[Start of section]

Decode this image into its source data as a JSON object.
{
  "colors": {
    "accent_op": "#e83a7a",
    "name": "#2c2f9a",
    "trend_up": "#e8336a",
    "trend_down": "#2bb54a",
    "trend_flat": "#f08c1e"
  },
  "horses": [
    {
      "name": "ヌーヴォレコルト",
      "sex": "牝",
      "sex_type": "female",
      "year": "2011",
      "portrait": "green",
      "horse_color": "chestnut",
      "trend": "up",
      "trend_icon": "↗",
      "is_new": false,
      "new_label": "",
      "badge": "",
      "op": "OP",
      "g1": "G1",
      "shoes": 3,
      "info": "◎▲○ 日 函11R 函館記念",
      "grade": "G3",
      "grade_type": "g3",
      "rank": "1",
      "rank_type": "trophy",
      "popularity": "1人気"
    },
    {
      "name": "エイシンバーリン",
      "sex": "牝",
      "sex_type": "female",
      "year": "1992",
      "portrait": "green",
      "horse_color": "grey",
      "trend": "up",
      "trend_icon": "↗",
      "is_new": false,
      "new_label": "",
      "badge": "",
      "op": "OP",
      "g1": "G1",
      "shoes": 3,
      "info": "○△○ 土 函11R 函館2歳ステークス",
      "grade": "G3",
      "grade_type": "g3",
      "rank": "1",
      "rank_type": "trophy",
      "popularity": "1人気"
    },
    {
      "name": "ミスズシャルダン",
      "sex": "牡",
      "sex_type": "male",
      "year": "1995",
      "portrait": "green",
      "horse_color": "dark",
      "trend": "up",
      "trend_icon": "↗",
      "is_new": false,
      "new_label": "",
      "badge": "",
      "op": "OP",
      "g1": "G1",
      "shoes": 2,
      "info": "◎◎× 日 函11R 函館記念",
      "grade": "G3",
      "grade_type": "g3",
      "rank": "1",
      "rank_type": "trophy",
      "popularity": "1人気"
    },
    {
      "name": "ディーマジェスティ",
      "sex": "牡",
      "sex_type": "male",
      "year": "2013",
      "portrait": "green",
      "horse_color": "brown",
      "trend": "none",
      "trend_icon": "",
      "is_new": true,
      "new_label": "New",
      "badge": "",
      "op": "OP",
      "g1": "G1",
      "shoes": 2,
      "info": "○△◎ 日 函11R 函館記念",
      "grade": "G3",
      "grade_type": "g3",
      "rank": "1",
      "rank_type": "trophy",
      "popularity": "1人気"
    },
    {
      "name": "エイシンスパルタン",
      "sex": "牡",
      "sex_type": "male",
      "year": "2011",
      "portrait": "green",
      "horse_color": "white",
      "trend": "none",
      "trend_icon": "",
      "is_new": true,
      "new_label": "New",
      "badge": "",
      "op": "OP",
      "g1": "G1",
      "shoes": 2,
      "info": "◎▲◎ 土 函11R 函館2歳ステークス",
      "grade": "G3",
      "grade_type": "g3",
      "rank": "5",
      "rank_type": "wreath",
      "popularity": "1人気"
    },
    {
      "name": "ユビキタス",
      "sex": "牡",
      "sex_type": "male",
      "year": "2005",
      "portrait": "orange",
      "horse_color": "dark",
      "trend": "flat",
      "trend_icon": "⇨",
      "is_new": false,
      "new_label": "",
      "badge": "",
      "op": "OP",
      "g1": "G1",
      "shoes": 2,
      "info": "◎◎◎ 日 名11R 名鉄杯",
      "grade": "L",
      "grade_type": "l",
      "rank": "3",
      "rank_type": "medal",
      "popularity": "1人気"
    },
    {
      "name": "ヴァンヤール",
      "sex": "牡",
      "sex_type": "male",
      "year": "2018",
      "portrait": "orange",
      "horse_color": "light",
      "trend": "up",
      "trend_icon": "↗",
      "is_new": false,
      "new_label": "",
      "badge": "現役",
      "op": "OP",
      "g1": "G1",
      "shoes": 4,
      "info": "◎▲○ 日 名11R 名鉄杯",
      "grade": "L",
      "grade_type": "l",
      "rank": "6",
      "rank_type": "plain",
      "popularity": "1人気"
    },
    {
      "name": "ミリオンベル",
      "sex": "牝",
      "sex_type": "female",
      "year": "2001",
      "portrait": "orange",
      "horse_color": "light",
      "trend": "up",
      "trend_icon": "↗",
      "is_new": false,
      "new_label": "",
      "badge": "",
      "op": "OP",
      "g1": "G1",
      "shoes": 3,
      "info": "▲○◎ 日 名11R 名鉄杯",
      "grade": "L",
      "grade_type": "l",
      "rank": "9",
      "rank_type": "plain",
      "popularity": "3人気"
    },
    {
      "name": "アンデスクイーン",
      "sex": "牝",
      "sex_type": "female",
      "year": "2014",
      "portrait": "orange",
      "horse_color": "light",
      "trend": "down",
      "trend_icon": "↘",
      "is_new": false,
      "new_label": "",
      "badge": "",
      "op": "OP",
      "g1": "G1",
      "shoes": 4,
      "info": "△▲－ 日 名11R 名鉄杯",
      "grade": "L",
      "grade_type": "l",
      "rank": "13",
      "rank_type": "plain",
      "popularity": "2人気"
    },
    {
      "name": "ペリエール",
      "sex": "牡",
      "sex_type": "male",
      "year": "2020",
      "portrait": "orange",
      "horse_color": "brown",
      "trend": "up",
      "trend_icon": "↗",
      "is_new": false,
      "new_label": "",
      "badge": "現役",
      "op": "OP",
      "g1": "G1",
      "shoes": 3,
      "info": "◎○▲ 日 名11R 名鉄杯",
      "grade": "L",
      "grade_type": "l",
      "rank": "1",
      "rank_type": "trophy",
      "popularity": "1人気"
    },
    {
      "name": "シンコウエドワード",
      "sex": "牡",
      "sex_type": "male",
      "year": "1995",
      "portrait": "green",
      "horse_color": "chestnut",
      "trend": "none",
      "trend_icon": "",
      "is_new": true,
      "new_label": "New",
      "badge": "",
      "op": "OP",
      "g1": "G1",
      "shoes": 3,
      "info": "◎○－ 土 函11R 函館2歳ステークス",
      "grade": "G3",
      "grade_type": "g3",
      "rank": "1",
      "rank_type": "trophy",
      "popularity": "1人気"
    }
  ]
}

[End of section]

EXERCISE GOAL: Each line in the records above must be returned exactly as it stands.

FINISHED TASK:
Decode this image into its source data as a JSON object.
{
  "colors": {
    "accent_op": "#e83a7a",
    "name": "#2c2f9a",
    "trend_up": "#e8336a",
    "trend_down": "#2bb54a",
    "trend_flat": "#f08c1e"
  },
  "horses": [
    {
      "name": "ヌーヴォレコルト",
      "sex": "牝",
      "sex_type": "female",
      "year": "2011",
      "portrait": "green",
      "horse_color": "chestnut",
      "trend": "up",
      "trend_icon": "↗",
      "is_new": false,
      "new_label": "",
      "badge": "",
      "op": "OP",
      "g1": "G1",
      "shoes": 3,
      "info": "◎▲○ 日 函11R 函館記念",
      "grade": "G3",
      "grade_type": "g3",
      "rank": "1",
      "rank_type": "trophy",
      "popularity": "1人気"
    },
    {
      "name": "エイシンバーリン",
      "sex": "牝",
      "sex_type": "female",
      "year": "1992",
      "portrait": "green",
      "horse_color": "grey",
      "trend": "up",
      "trend_icon": "↗",
      "is_new": false,
      "new_label": "",
      "badge": "",
      "op": "OP",
      "g1": "G1",
      "shoes": 3,
      "info": "○△○ 土 函11R 函館2歳ステークス",
      "grade": "G3",
      "grade_type": "g3",
      "rank": "1",
      "rank_type": "trophy",
      "popularity": "1人気"
    },
    {
      "name": "ミスズシャルダン",
      "sex": "牡",
      "sex_type": "male",
      "year": "1995",
      "portrait": "green",
      "horse_color": "dark",
      "trend": "up",
      "trend_icon": "↗",
      "is_new": false,
      "new_label": "",
      "badge": "",
      "op": "OP",
      "g1": "G1",
      "shoes": 2,
      "info": "◎◎× 日 函11R 函館記念",
      "grade": "G3",
      "grade_type": "g3",
      "rank": "1",
      "rank_type": "trophy",
      "popularity": "1人気"
    },
    {
      "name": "ディーマジェスティ",
      "sex": "牡",
      "sex_type": "male",
      "year": "2013",
      "portrait": "green",
      "horse_color": "brown",
      "trend": "none",
      "trend_icon": "",
      "is_new": true,
      "new_label": "New",
      "badge": "",
      "op": "OP",
      "g1": "G1",
      "shoes": 2,
      "info": "○△◎ 日 函11R 函館記念",
      "grade": "G3",
      "grade_type": "g3",
      "rank": "1",
      "rank_type": "trophy",
      "popularity": "1人気"
    },
    {
      "name": "エイシンスパルタン",
      "sex": "牡",
      "sex_type": "male",
      "year": "2011",
      "portrait": "green",
      "horse_color": "white",
      "trend": "none",
      "trend_icon": "",
      "is_new": true,
      "new_label": "New",
      "badge": "",
      "op": "OP",
      "g1": "G1",
      "shoes": 2,
      "info": "◎▲◎ 土 函11R 函館2歳ステークス",
      "grade": "G3",
      "grade_type": "g3",
      "rank": "5",
      "rank_type": "wreath",
      "popularity": "1人気"
    },
    {
      "name": "ユビキタス",
      "sex": "牡",
      "sex_type": "male",
      "year": "2005",
      "portrait": "orange",
      "horse_color": "dark",
      "trend": "flat",
      "trend_icon": "⇨",
      "is_new": false,
      "new_label": "",
      "badge": "",
      "op": "OP",
      "g1": "G1",
      "shoes": 2,
      "info": "◎◎◎ 日 名11R 名鉄杯",
      "grade": "L",
      "grade_type": "l",
      "rank": "3",
      "rank_type": "medal",
      "popularity": "1人気"
    },
    {
      "name": "ヴァンヤール",
      "sex": "牡",
      "sex_type": "male",
      "year": "2018",
      "portrait": "orange",
      "horse_color": "light",
      "trend": "up",
      "trend_icon": "↗",
      "is_new": false,
      "new_label": "",
      "badge": "現役",
      "op": "OP",
      "g1": "G1",
      "shoes": 4,
      "info": "◎▲○ 日 名11R 名鉄杯",
      "grade": "L",
      "grade_type": "l",
      "rank": "6",
      "rank_type": "plain",
      "popularity": "1人気"
    },
    {
      "name": "ミリオンベル",
      "sex": "牝",
      "sex_type": "female",
      "year": "2001",
      "portrait": "orange",
      "horse_color": "light",
      "trend": "up",
      "trend_icon": "↗",
      "is_new": false,
      "new_label": "",
      "badge": "",
      "op": "OP",
      "g1": "G1",
      "shoes": 3,
      "info": "▲○◎ 日 名11R 名鉄杯",
      "grade": "L",
      "grade_type": "l",
      "rank": "9",
      "rank_type": "plain",
      "popularity": "3人気"
    },
    {
      "name": "アンデスクイーン",
      "sex": "牝",
      "sex_type": "female",
      "year": "2014",
      "portrait": "orange",
      "horse_color": "light",
      "trend": "down",
      "trend_icon": "↘",
      "is_new": false,
      "new_label": "",
      "badge": "",
      "op": "OP",
      "g1": "G1",
      "shoes": 4,
      "info": "△▲－ 日 名11R 名鉄杯",
      "grade": "L",
      "grade_type": "l",
      "rank": "13",
      "rank_type": "plain",
      "popularity": "2人気"
    },
    {
      "name": "ペリエール",
      "sex": "牡",
      "sex_type": "male",
      "year": "2020",
      "portrait": "orange",
      "horse_color": "brown",
      "trend": "up",
      "trend_icon": "↗",
      "is_new": false,
      "new_label": "",
      "badge": "現役",
      "op": "OP",
      "g1": "G1",
      "shoes": 3,
      "info": "◎○▲ 日 名11R 名鉄杯",
      "grade": "L",
      "grade_type": "l",
      "rank": "1",
      "rank_type": "trophy",
      "popularity": "1人気"
    },
    {
      "name": "シンコウエドワード",
      "sex": "牡",
      "sex_type": "male",
      "year": "1995",
      "portrait": "green",
      "horse_color": "chestnut",
      "trend": "none",
      "trend_icon": "",
      "is_new": true,
      "new_label": "New",
      "badge": "",
      "op": "OP",
      "g1": "G1",
      "shoes": 3,
      "info": "◎○－ 土 函11R 函館2歳ステークス",
      "grade": "G3",
      "grade_type": "g3",
      "rank": "1",
      "rank_type": "trophy",
      "popularity": "1人気"
    }
  ]
}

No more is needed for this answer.